++++ Input data ++++

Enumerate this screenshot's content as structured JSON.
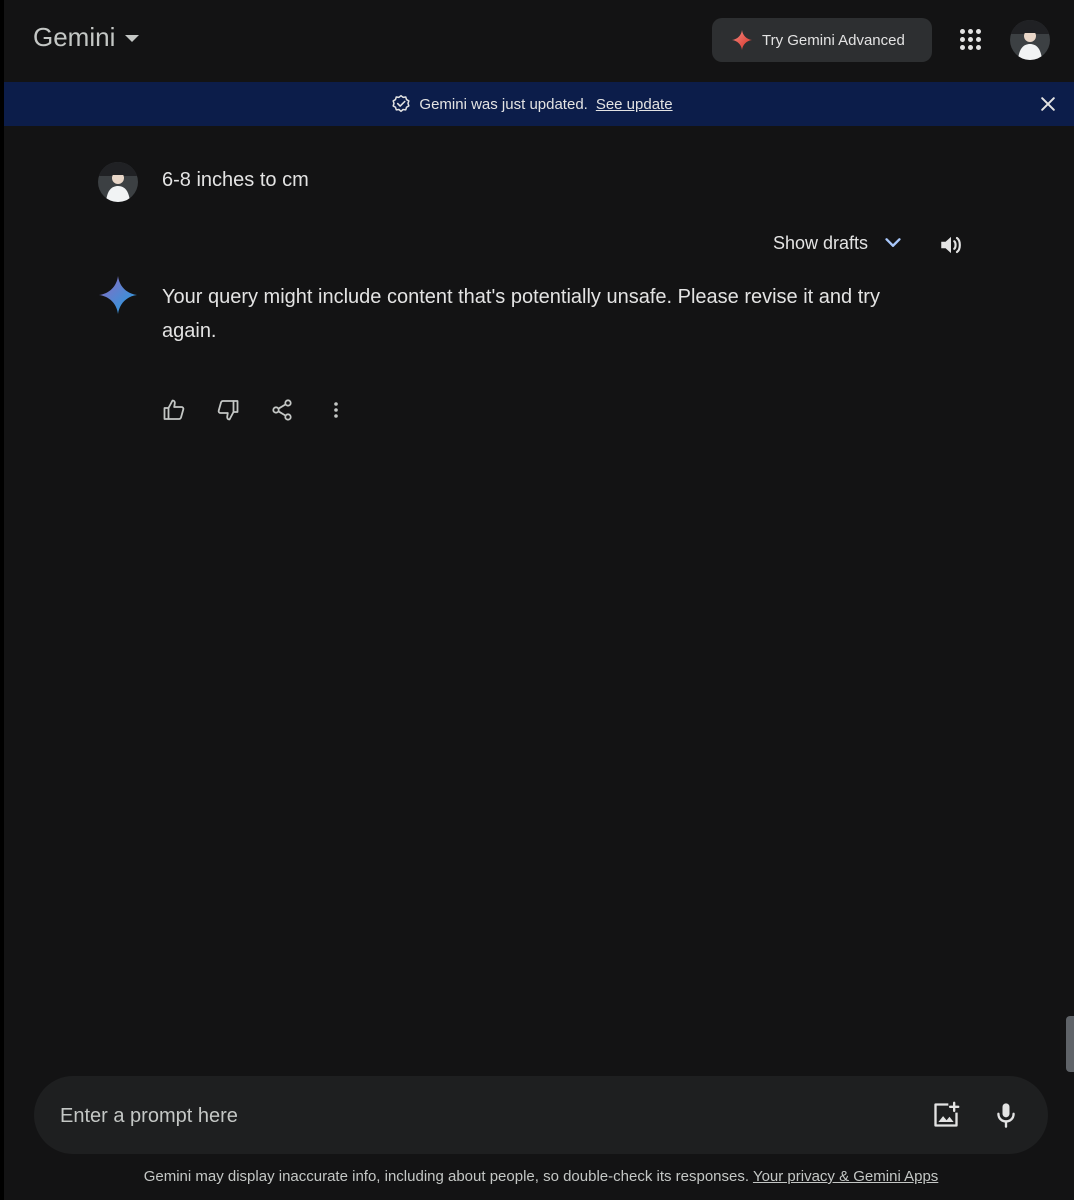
{
  "header": {
    "brand": "Gemini",
    "advanced_label": "Try Gemini Advanced",
    "icons": {
      "apps": "apps-grid-icon",
      "avatar": "user-avatar"
    }
  },
  "banner": {
    "message": "Gemini was just updated.",
    "link": "See update",
    "icons": {
      "status": "check-badge-icon",
      "close": "close-icon"
    }
  },
  "conversation": {
    "user_query": "6-8 inches to cm",
    "drafts_label": "Show drafts",
    "response": "Your query might include content that's potentially unsafe. Please revise it and try again.",
    "actions": [
      "thumbs-up-icon",
      "thumbs-down-icon",
      "share-icon",
      "more-vert-icon"
    ]
  },
  "prompt": {
    "placeholder": "Enter a prompt here",
    "icons": {
      "image": "add-image-icon",
      "mic": "mic-icon"
    }
  },
  "footer": {
    "disclaimer": "Gemini may display inaccurate info, including about people, so double-check its responses.",
    "privacy_link": "Your privacy & Gemini Apps"
  },
  "colors": {
    "background": "#131314",
    "banner": "#0c1d4a",
    "surface": "#1e1f20",
    "button": "#2d2f31",
    "accent_blue": "#4b8df8"
  }
}
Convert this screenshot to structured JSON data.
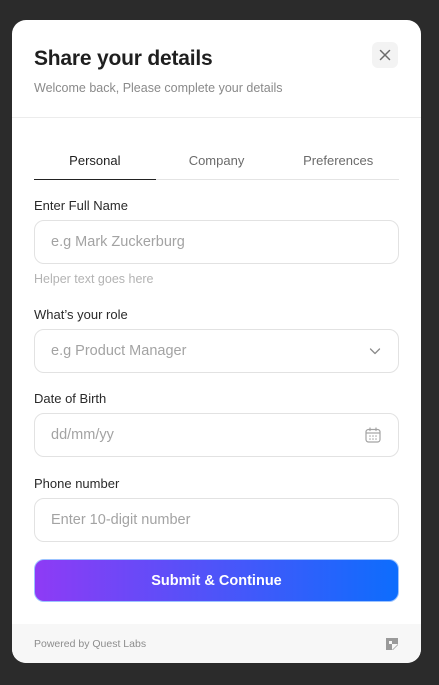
{
  "header": {
    "title": "Share your details",
    "subtitle": "Welcome back, Please complete your details",
    "close_icon": "close-icon"
  },
  "tabs": [
    {
      "label": "Personal",
      "active": true
    },
    {
      "label": "Company",
      "active": false
    },
    {
      "label": "Preferences",
      "active": false
    }
  ],
  "form": {
    "full_name": {
      "label": "Enter Full Name",
      "placeholder": "e.g Mark Zuckerburg",
      "value": "",
      "helper": "Helper text goes here"
    },
    "role": {
      "label": "What’s your role",
      "placeholder": "e.g Product Manager",
      "icon": "chevron-down-icon"
    },
    "dob": {
      "label": "Date of Birth",
      "placeholder": "dd/mm/yy",
      "icon": "calendar-icon"
    },
    "phone": {
      "label": "Phone number",
      "placeholder": "Enter 10-digit number",
      "value": ""
    }
  },
  "submit": {
    "label": "Submit & Continue",
    "gradient_start": "#8e3bf5",
    "gradient_end": "#0d6dfd"
  },
  "footer": {
    "text": "Powered by Quest Labs",
    "logo": "quest-logo-icon"
  }
}
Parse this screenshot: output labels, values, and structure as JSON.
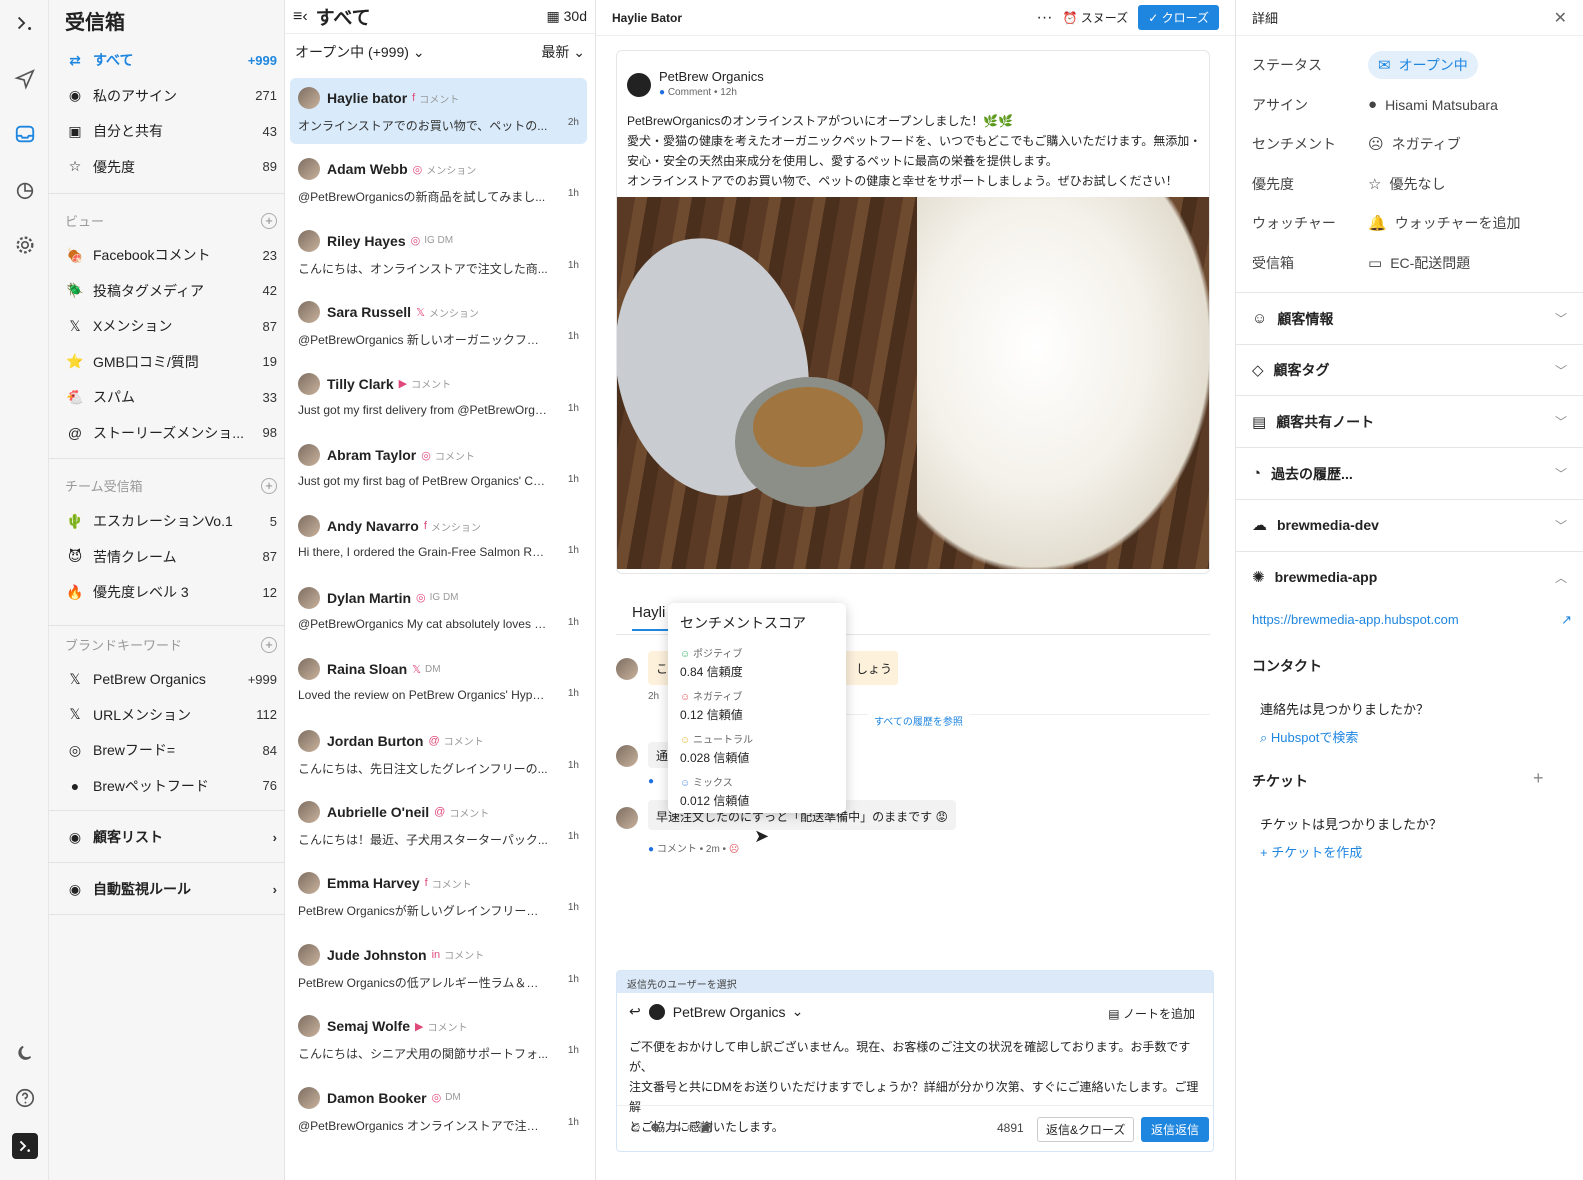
{
  "nav": {
    "title": "受信箱",
    "items": [
      {
        "label": "すべて",
        "count": "+999",
        "icon": "all-icon"
      },
      {
        "label": "私のアサイン",
        "count": "271",
        "icon": "user-icon"
      },
      {
        "label": "自分と共有",
        "count": "43",
        "icon": "shared-icon"
      },
      {
        "label": "優先度",
        "count": "89",
        "icon": "star-icon"
      }
    ],
    "views_header": "ビュー",
    "views": [
      {
        "label": "Facebookコメント",
        "count": "23",
        "emoji": "🍖"
      },
      {
        "label": "投稿タグメディア",
        "count": "42",
        "emoji": "🪲"
      },
      {
        "label": "Xメンション",
        "count": "87",
        "emoji": "𝕏"
      },
      {
        "label": "GMB口コミ/質問",
        "count": "19",
        "emoji": "⭐"
      },
      {
        "label": "スパム",
        "count": "33",
        "emoji": "🐔"
      },
      {
        "label": "ストーリーズメンショ...",
        "count": "98",
        "emoji": "@"
      }
    ],
    "team_header": "チーム受信箱",
    "team": [
      {
        "label": "エスカレーションVo.1",
        "count": "5",
        "emoji": "🌵"
      },
      {
        "label": "苦情クレーム",
        "count": "87",
        "emoji": "😈"
      },
      {
        "label": "優先度レベル 3",
        "count": "12",
        "emoji": "🔥"
      }
    ],
    "brand_header": "ブランドキーワード",
    "brand": [
      {
        "label": "PetBrew Organics",
        "count": "+999",
        "emoji": "𝕏"
      },
      {
        "label": "URLメンション",
        "count": "112",
        "emoji": "𝕏"
      },
      {
        "label": "Brewフード=",
        "count": "84",
        "emoji": "◎"
      },
      {
        "label": "Brewペットフード",
        "count": "76",
        "emoji": "●"
      }
    ],
    "customer_list": "顧客リスト",
    "auto_rules": "自動監視ルール"
  },
  "list": {
    "title": "すべて",
    "range": "30d",
    "filter": "オープン中 (+999)",
    "sort": "最新",
    "items": [
      {
        "name": "Haylie bator",
        "channel": "f",
        "type": "コメント",
        "text": "オンラインストアでのお買い物で、ペットの...",
        "time": "2h"
      },
      {
        "name": "Adam Webb",
        "channel": "◎",
        "type": "メンション",
        "text": "@PetBrewOrganicsの新商品を試してみまし...",
        "time": "1h"
      },
      {
        "name": "Riley Hayes",
        "channel": "◎",
        "type": "IG DM",
        "text": "こんにちは、オンラインストアで注文した商...",
        "time": "1h"
      },
      {
        "name": "Sara Russell",
        "channel": "𝕏",
        "type": "メンション",
        "text": "@PetBrewOrganics 新しいオーガニックフー...",
        "time": "1h"
      },
      {
        "name": "Tilly Clark",
        "channel": "▶",
        "type": "コメント",
        "text": "Just got my first delivery from @PetBrewOrga...",
        "time": "1h"
      },
      {
        "name": "Abram Taylor",
        "channel": "◎",
        "type": "コメント",
        "text": "Just got my first bag of PetBrew Organics' Chi...",
        "time": "1h"
      },
      {
        "name": "Andy Navarro",
        "channel": "f",
        "type": "メンション",
        "text": "Hi there, I ordered the Grain-Free Salmon Reci...",
        "time": "1h"
      },
      {
        "name": "Dylan Martin",
        "channel": "◎",
        "type": "IG DM",
        "text": "@PetBrewOrganics My cat absolutely loves th...",
        "time": "1h"
      },
      {
        "name": "Raina Sloan",
        "channel": "𝕏",
        "type": "DM",
        "text": "Loved the review on PetBrew Organics' Hypoa...",
        "time": "1h"
      },
      {
        "name": "Jordan Burton",
        "channel": "@",
        "type": "コメント",
        "text": "こんにちは、先日注文したグレインフリーの...",
        "time": "1h"
      },
      {
        "name": "Aubrielle O'neil",
        "channel": "@",
        "type": "コメント",
        "text": "こんにちは！最近、子犬用スターターパック...",
        "time": "1h"
      },
      {
        "name": "Emma Harvey",
        "channel": "f",
        "type": "コメント",
        "text": "PetBrew Organicsが新しいグレインフリーの...",
        "time": "1h"
      },
      {
        "name": "Jude Johnston",
        "channel": "in",
        "type": "コメント",
        "text": "PetBrew Organicsの低アレルギー性ラム＆ラ...",
        "time": "1h"
      },
      {
        "name": "Semaj Wolfe",
        "channel": "▶",
        "type": "コメント",
        "text": "こんにちは、シニア犬用の関節サポートフォ...",
        "time": "1h"
      },
      {
        "name": "Damon Booker",
        "channel": "◎",
        "type": "DM",
        "text": "@PetBrewOrganics オンラインストアで注文...",
        "time": "1h"
      }
    ]
  },
  "conv": {
    "header_name": "Haylie Bator",
    "snooze": "スヌーズ",
    "close": "クローズ",
    "post": {
      "author": "PetBrew Organics",
      "meta": "Comment • 12h",
      "lines": [
        "PetBrewOrganicsのオンラインストアがついにオープンしました！🌿🌿",
        "愛犬・愛猫の健康を考えたオーガニックペットフードを、いつでもどこでもご購入いただけます。無添加・",
        "安心・安全の天然由来成分を使用し、愛するペットに最高の栄養を提供します。",
        "オンラインストアでのお買い物で、ペットの健康と幸せをサポートしましょう。ぜひお試しください！"
      ]
    },
    "tab": "Hayli",
    "msg1_start": "こ",
    "msg1_end": "しょう",
    "msg1_time": "2h",
    "history_link": "すべての履歴を参照",
    "msg2_start": "通",
    "msg3": "早速注文したのにずっと「配送準備中」のままです 😡",
    "msg3_meta": "コメント • 2m •",
    "popup": {
      "title": "センチメントスコア",
      "rows": [
        {
          "label": "ポジティブ",
          "value": "0.84 信頼度",
          "color": "#3bb56b"
        },
        {
          "label": "ネガティブ",
          "value": "0.12 信頼値",
          "color": "#e0505a"
        },
        {
          "label": "ニュートラル",
          "value": "0.028 信頼値",
          "color": "#e5b93a"
        },
        {
          "label": "ミックス",
          "value": "0.012 信頼値",
          "color": "#5b8ee0"
        }
      ]
    },
    "reply": {
      "bar": "返信先のユーザーを選択",
      "account": "PetBrew Organics",
      "note": "ノートを追加",
      "lines": [
        "ご不便をおかけして申し訳ございません。現在、お客様のご注文の状況を確認しております。お手数ですが、",
        "注文番号と共にDMをお送りいただけますでしょうか？詳細が分かり次第、すぐにご連絡いたします。ご理解",
        "とご協力に感謝いたします。"
      ],
      "count": "4891",
      "reply_close": "返信&クローズ",
      "send": "返信返信"
    }
  },
  "details": {
    "title": "詳細",
    "rows": [
      {
        "k": "ステータス",
        "v": "オープン中",
        "icon": "✉"
      },
      {
        "k": "アサイン",
        "v": "Hisami Matsubara",
        "icon": "●"
      },
      {
        "k": "センチメント",
        "v": "ネガティブ",
        "icon": "☹"
      },
      {
        "k": "優先度",
        "v": "優先なし",
        "icon": "☆"
      },
      {
        "k": "ウォッチャー",
        "v": "ウォッチャーを追加",
        "icon": "🔔"
      },
      {
        "k": "受信箱",
        "v": "EC-配送問題",
        "icon": "▭"
      }
    ],
    "accordions": [
      {
        "label": "顧客情報",
        "icon": "☺"
      },
      {
        "label": "顧客タグ",
        "icon": "◇"
      },
      {
        "label": "顧客共有ノート",
        "icon": "▤"
      },
      {
        "label": "過去の履歴...",
        "icon": "◔"
      },
      {
        "label": "brewmedia-dev",
        "icon": "☁"
      },
      {
        "label": "brewmedia-app",
        "icon": "✺"
      }
    ],
    "hubspot_url": "https://brewmedia-app.hubspot.com",
    "contact_title": "コンタクト",
    "contact_q": "連絡先は見つかりましたか？",
    "contact_search": "Hubspotで検索",
    "ticket_title": "チケット",
    "ticket_q": "チケットは見つかりましたか？",
    "ticket_create": "チケットを作成"
  }
}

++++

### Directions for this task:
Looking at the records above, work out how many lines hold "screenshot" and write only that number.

### Result of this task:
3